Where you live can determine how long you live. That’s the take-away from a study published Monday that shows as much as two decades variation in life expectancy depending on location.

Researchers analyzed life expectancies in every county in the United States from 1980-2014, and the results are shocking. Life expectancy varies by as much as 20 years.

Most of the variation in life expectancy is due to socioeconomic factors, as well as race and health care factors. People in poor counties tend to live shorter lives than those in wealthy counties.

People in affluent areas tend to live much longer — on average, 20 years longer than people in the Mississippi Delta. For some of those Mississippi counties, the average life expectancy is 66 years.

Lincoln County’s average life expectancy is about 74 years, according to the data. It’s on par with the counties surrounding it.

At the top end of the scale are counties in Colorado and California at about 87 years. That’s 13 years long than residents in Lincoln County.

In most of the country, life expectancy has increased — on average, about five years — since 1980. But some counties saw very little, if any, improvement.

The study points out that the magnitude of disparities among rich and poor counties demands action.
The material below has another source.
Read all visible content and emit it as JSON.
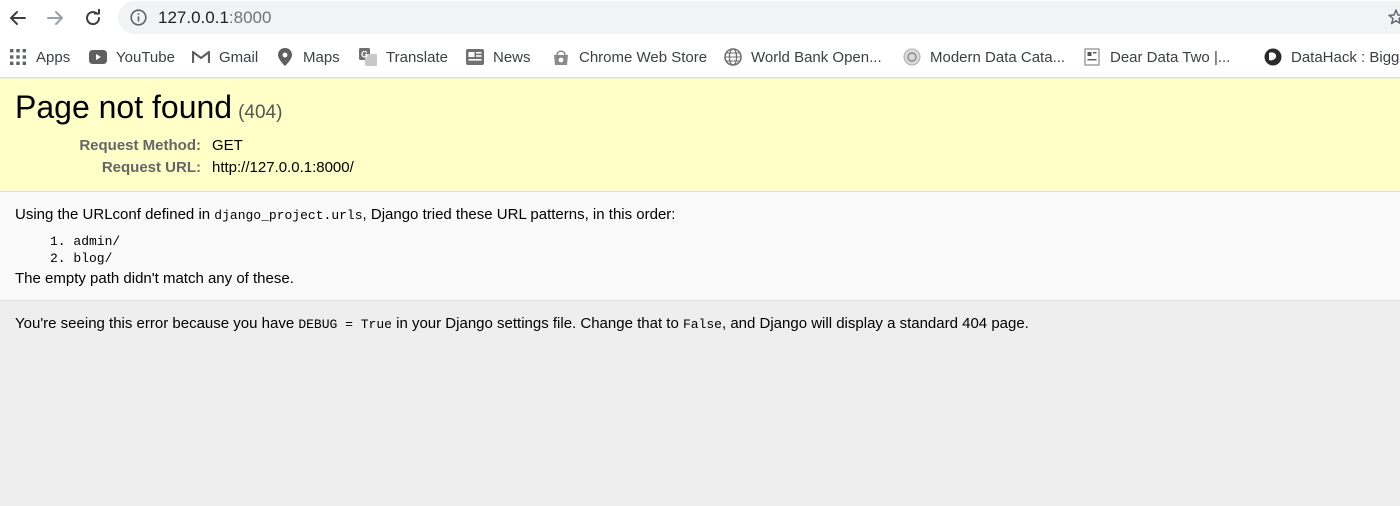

If recent trends continue, that disparity will only increase.

Policies and programs that target the socioeconomic and behavioral factors could help reduce that disparity, but that will require significant financial investments.

The study is a good first step in identifying the problem. The next step — finding a solution — will be much more difficult.